== GIVEN RECORDS ==

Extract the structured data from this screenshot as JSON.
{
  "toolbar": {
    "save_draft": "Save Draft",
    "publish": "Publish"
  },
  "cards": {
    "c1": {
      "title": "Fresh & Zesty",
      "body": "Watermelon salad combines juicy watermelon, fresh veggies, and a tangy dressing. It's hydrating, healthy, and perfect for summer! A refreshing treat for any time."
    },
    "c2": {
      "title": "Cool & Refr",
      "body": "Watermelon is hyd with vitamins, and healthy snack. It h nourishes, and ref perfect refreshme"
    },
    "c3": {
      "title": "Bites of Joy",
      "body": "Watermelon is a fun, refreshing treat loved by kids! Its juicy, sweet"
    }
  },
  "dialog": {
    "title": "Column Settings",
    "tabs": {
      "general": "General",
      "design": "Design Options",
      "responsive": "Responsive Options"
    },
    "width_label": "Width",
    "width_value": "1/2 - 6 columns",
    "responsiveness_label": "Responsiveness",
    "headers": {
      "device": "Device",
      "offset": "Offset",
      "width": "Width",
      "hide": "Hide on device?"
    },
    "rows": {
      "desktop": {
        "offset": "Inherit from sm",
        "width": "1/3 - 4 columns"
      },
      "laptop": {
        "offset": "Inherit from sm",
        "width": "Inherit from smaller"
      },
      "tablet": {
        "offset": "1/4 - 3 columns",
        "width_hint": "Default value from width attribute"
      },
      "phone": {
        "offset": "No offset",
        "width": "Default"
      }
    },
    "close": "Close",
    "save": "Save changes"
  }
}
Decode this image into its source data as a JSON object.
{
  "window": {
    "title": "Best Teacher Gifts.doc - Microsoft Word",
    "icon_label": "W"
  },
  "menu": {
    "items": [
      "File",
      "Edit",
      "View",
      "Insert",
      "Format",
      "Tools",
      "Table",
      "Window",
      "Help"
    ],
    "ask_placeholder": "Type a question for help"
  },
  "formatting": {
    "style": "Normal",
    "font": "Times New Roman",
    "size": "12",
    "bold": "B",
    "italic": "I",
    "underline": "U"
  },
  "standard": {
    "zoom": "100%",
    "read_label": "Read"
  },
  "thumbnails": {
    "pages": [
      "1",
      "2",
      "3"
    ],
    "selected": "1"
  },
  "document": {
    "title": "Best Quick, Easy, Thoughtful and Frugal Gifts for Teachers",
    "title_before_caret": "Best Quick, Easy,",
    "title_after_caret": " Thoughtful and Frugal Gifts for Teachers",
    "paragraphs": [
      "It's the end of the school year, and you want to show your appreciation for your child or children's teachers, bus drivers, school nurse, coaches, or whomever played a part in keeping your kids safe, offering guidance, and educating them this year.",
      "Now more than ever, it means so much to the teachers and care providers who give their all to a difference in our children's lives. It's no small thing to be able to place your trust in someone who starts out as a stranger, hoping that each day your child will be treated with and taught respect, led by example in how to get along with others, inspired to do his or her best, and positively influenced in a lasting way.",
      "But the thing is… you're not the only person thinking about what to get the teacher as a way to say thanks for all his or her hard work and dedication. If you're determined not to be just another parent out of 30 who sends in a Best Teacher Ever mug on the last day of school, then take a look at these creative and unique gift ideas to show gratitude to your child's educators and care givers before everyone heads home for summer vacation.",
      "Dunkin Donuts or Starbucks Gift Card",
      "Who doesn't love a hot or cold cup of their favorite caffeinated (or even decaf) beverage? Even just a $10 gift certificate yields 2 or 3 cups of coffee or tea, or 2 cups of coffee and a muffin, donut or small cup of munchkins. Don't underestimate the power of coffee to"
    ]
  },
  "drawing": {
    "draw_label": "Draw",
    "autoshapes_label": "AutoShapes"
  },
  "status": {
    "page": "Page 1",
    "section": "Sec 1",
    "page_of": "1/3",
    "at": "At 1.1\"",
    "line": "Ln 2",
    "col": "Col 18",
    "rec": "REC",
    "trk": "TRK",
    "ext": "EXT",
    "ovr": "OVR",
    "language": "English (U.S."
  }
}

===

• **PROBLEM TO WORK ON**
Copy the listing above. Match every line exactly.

• **EXERCISE SOLUTION**
Extract the structured data from this screenshot as JSON.
{
  "toolbar": {
    "save_draft": "Save Draft",
    "publish": "Publish"
  },
  "cards": {
    "c1": {
      "title": "Fresh & Zesty",
      "body": "Watermelon salad combines juicy watermelon, fresh veggies, and a tangy dressing. It's hydrating, healthy, and perfect for summer! A refreshing treat for any time."
    },
    "c2": {
      "title": "Cool & Refr",
      "body": "Watermelon is hyd with vitamins, and healthy snack. It h nourishes, and ref perfect refreshme"
    },
    "c3": {
      "title": "Bites of Joy",
      "body": "Watermelon is a fun, refreshing treat loved by kids! Its juicy, sweet"
    }
  },
  "dialog": {
    "title": "Column Settings",
    "tabs": {
      "general": "General",
      "design": "Design Options",
      "responsive": "Responsive Options"
    },
    "width_label": "Width",
    "width_value": "1/2 - 6 columns",
    "responsiveness_label": "Responsiveness",
    "headers": {
      "device": "Device",
      "offset": "Offset",
      "width": "Width",
      "hide": "Hide on device?"
    },
    "rows": {
      "desktop": {
        "offset": "Inherit from sm",
        "width": "1/3 - 4 columns"
      },
      "laptop": {
        "offset": "Inherit from sm",
        "width": "Inherit from smaller"
      },
      "tablet": {
        "offset": "1/4 - 3 columns",
        "width_hint": "Default value from width attribute"
      },
      "phone": {
        "offset": "No offset",
        "width": "Default"
      }
    },
    "close": "Close",
    "save": "Save changes"
  }
}
Decode this image into its source data as a JSON object.
{
  "window": {
    "title": "Best Teacher Gifts.doc - Microsoft Word",
    "icon_label": "W"
  },
  "menu": {
    "items": [
      "File",
      "Edit",
      "View",
      "Insert",
      "Format",
      "Tools",
      "Table",
      "Window",
      "Help"
    ],
    "ask_placeholder": "Type a question for help"
  },
  "formatting": {
    "style": "Normal",
    "font": "Times New Roman",
    "size": "12",
    "bold": "B",
    "italic": "I",
    "underline": "U"
  },
  "standard": {
    "zoom": "100%",
    "read_label": "Read"
  },
  "thumbnails": {
    "pages": [
      "1",
      "2",
      "3"
    ],
    "selected": "1"
  },
  "document": {
    "title": "Best Quick, Easy, Thoughtful and Frugal Gifts for Teachers",
    "title_before_caret": "Best Quick, Easy,",
    "title_after_caret": " Thoughtful and Frugal Gifts for Teachers",
    "paragraphs": [
      "It's the end of the school year, and you want to show your appreciation for your child or children's teachers, bus drivers, school nurse, coaches, or whomever played a part in keeping your kids safe, offering guidance, and educating them this year.",
      "Now more than ever, it means so much to the teachers and care providers who give their all to a difference in our children's lives. It's no small thing to be able to place your trust in someone who starts out as a stranger, hoping that each day your child will be treated with and taught respect, led by example in how to get along with others, inspired to do his or her best, and positively influenced in a lasting way.",
      "But the thing is… you're not the only person thinking about what to get the teacher as a way to say thanks for all his or her hard work and dedication. If you're determined not to be just another parent out of 30 who sends in a Best Teacher Ever mug on the last day of school, then take a look at these creative and unique gift ideas to show gratitude to your child's educators and care givers before everyone heads home for summer vacation.",
      "Dunkin Donuts or Starbucks Gift Card",
      "Who doesn't love a hot or cold cup of their favorite caffeinated (or even decaf) beverage? Even just a $10 gift certificate yields 2 or 3 cups of coffee or tea, or 2 cups of coffee and a muffin, donut or small cup of munchkins. Don't underestimate the power of coffee to"
    ]
  },
  "drawing": {
    "draw_label": "Draw",
    "autoshapes_label": "AutoShapes"
  },
  "status": {
    "page": "Page 1",
    "section": "Sec 1",
    "page_of": "1/3",
    "at": "At 1.1\"",
    "line": "Ln 2",
    "col": "Col 18",
    "rec": "REC",
    "trk": "TRK",
    "ext": "EXT",
    "ovr": "OVR",
    "language": "English (U.S."
  }
}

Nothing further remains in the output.